What lines below contain the string "masks"? List them all.
** Material for the task follows **
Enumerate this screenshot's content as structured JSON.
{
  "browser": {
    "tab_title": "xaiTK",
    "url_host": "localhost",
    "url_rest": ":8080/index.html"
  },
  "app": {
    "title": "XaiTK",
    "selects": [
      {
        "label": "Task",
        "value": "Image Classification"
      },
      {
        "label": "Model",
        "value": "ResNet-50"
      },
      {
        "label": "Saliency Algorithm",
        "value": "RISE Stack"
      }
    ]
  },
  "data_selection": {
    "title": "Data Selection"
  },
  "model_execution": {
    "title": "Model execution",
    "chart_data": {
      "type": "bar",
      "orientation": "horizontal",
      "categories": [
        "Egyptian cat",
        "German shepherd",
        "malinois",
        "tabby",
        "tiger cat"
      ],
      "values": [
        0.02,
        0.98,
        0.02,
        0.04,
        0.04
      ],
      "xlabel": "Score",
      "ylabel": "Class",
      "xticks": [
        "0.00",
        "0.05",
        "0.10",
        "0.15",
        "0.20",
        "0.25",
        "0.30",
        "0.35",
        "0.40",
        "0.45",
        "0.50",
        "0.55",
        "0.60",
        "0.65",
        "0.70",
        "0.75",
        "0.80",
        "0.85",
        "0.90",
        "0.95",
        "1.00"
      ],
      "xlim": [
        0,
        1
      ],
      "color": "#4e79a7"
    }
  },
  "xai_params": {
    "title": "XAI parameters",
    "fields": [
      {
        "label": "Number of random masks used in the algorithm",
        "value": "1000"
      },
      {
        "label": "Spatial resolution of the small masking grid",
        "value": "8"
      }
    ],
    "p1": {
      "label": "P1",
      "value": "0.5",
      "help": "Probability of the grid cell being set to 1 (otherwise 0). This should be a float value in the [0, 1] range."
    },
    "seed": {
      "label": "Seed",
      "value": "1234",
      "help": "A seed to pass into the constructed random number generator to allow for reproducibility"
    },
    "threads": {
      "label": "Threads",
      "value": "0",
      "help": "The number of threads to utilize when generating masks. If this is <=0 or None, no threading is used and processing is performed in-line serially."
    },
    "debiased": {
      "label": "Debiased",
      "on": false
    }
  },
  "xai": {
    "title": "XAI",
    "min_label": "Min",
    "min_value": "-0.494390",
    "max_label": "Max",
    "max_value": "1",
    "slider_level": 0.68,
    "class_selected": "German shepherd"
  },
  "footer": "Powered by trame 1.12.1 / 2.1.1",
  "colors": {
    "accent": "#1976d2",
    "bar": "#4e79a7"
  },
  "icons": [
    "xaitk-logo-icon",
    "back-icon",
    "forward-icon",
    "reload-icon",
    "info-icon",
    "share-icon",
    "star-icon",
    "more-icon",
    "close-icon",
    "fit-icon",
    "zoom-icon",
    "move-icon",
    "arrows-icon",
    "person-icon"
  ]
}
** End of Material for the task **
■ Problem solution:
        "label": "Number of random masks used in the algorithm",
      "help": "The number of threads to utilize when generating masks. If this is <=0 or None, no threading is used and processing is performed in-line serially."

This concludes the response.